---------- Records shown ----------

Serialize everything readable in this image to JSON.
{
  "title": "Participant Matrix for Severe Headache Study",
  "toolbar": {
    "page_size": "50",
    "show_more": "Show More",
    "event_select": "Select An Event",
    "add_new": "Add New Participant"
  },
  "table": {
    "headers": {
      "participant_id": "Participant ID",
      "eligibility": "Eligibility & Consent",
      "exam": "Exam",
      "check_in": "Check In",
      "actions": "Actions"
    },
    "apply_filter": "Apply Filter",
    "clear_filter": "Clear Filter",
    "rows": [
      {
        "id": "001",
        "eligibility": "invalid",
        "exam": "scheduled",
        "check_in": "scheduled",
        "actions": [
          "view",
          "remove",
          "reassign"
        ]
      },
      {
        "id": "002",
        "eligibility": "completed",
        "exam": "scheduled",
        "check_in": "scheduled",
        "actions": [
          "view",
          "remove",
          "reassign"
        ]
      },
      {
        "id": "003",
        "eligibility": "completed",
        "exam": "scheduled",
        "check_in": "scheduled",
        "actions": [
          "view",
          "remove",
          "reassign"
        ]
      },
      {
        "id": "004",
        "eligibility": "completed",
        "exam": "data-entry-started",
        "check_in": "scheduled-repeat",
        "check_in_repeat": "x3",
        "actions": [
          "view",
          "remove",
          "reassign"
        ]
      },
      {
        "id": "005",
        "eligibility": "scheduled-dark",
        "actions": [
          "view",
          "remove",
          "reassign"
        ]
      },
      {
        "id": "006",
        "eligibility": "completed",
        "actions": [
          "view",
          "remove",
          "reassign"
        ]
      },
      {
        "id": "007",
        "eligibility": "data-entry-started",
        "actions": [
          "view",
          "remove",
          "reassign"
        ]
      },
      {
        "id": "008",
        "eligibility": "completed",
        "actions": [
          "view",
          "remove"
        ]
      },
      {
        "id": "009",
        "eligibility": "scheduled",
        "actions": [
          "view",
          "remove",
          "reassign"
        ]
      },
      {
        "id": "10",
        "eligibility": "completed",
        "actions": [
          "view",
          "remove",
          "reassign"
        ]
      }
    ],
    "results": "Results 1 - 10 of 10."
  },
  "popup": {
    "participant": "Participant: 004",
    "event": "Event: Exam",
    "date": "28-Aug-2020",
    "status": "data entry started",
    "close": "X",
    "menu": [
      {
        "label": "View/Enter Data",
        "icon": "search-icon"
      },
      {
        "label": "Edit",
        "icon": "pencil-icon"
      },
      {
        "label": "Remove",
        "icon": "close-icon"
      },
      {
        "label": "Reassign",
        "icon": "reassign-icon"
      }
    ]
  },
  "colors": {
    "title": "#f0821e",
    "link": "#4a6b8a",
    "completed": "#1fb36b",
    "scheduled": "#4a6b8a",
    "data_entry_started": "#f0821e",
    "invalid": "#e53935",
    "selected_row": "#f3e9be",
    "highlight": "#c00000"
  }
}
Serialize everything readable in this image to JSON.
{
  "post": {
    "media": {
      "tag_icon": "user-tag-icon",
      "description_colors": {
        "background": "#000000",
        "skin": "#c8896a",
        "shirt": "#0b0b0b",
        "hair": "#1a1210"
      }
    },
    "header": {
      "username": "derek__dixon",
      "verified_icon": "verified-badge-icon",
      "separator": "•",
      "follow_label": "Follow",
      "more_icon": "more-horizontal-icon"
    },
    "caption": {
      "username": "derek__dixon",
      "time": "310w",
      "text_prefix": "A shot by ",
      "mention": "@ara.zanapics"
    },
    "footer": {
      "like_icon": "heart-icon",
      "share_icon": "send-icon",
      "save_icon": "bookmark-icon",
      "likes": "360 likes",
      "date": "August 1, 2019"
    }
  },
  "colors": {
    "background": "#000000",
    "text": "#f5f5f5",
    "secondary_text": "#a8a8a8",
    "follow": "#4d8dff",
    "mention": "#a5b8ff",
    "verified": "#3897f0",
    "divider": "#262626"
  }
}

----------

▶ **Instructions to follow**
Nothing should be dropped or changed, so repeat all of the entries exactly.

▶ **Answer box**
Serialize everything readable in this image to JSON.
{
  "title": "Participant Matrix for Severe Headache Study",
  "toolbar": {
    "page_size": "50",
    "show_more": "Show More",
    "event_select": "Select An Event",
    "add_new": "Add New Participant"
  },
  "table": {
    "headers": {
      "participant_id": "Participant ID",
      "eligibility": "Eligibility & Consent",
      "exam": "Exam",
      "check_in": "Check In",
      "actions": "Actions"
    },
    "apply_filter": "Apply Filter",
    "clear_filter": "Clear Filter",
    "rows": [
      {
        "id": "001",
        "eligibility": "invalid",
        "exam": "scheduled",
        "check_in": "scheduled",
        "actions": [
          "view",
          "remove",
          "reassign"
        ]
      },
      {
        "id": "002",
        "eligibility": "completed",
        "exam": "scheduled",
        "check_in": "scheduled",
        "actions": [
          "view",
          "remove",
          "reassign"
        ]
      },
      {
        "id": "003",
        "eligibility": "completed",
        "exam": "scheduled",
        "check_in": "scheduled",
        "actions": [
          "view",
          "remove",
          "reassign"
        ]
      },
      {
        "id": "004",
        "eligibility": "completed",
        "exam": "data-entry-started",
        "check_in": "scheduled-repeat",
        "check_in_repeat": "x3",
        "actions": [
          "view",
          "remove",
          "reassign"
        ]
      },
      {
        "id": "005",
        "eligibility": "scheduled-dark",
        "actions": [
          "view",
          "remove",
          "reassign"
        ]
      },
      {
        "id": "006",
        "eligibility": "completed",
        "actions": [
          "view",
          "remove",
          "reassign"
        ]
      },
      {
        "id": "007",
        "eligibility": "data-entry-started",
        "actions": [
          "view",
          "remove",
          "reassign"
        ]
      },
      {
        "id": "008",
        "eligibility": "completed",
        "actions": [
          "view",
          "remove"
        ]
      },
      {
        "id": "009",
        "eligibility": "scheduled",
        "actions": [
          "view",
          "remove",
          "reassign"
        ]
      },
      {
        "id": "10",
        "eligibility": "completed",
        "actions": [
          "view",
          "remove",
          "reassign"
        ]
      }
    ],
    "results": "Results 1 - 10 of 10."
  },
  "popup": {
    "participant": "Participant: 004",
    "event": "Event: Exam",
    "date": "28-Aug-2020",
    "status": "data entry started",
    "close": "X",
    "menu": [
      {
        "label": "View/Enter Data",
        "icon": "search-icon"
      },
      {
        "label": "Edit",
        "icon": "pencil-icon"
      },
      {
        "label": "Remove",
        "icon": "close-icon"
      },
      {
        "label": "Reassign",
        "icon": "reassign-icon"
      }
    ]
  },
  "colors": {
    "title": "#f0821e",
    "link": "#4a6b8a",
    "completed": "#1fb36b",
    "scheduled": "#4a6b8a",
    "data_entry_started": "#f0821e",
    "invalid": "#e53935",
    "selected_row": "#f3e9be",
    "highlight": "#c00000"
  }
}
Serialize everything readable in this image to JSON.
{
  "post": {
    "media": {
      "tag_icon": "user-tag-icon",
      "description_colors": {
        "background": "#000000",
        "skin": "#c8896a",
        "shirt": "#0b0b0b",
        "hair": "#1a1210"
      }
    },
    "header": {
      "username": "derek__dixon",
      "verified_icon": "verified-badge-icon",
      "separator": "•",
      "follow_label": "Follow",
      "more_icon": "more-horizontal-icon"
    },
    "caption": {
      "username": "derek__dixon",
      "time": "310w",
      "text_prefix": "A shot by ",
      "mention": "@ara.zanapics"
    },
    "footer": {
      "like_icon": "heart-icon",
      "share_icon": "send-icon",
      "save_icon": "bookmark-icon",
      "likes": "360 likes",
      "date": "August 1, 2019"
    }
  },
  "colors": {
    "background": "#000000",
    "text": "#f5f5f5",
    "secondary_text": "#a8a8a8",
    "follow": "#4d8dff",
    "mention": "#a5b8ff",
    "verified": "#3897f0",
    "divider": "#262626"
  }
}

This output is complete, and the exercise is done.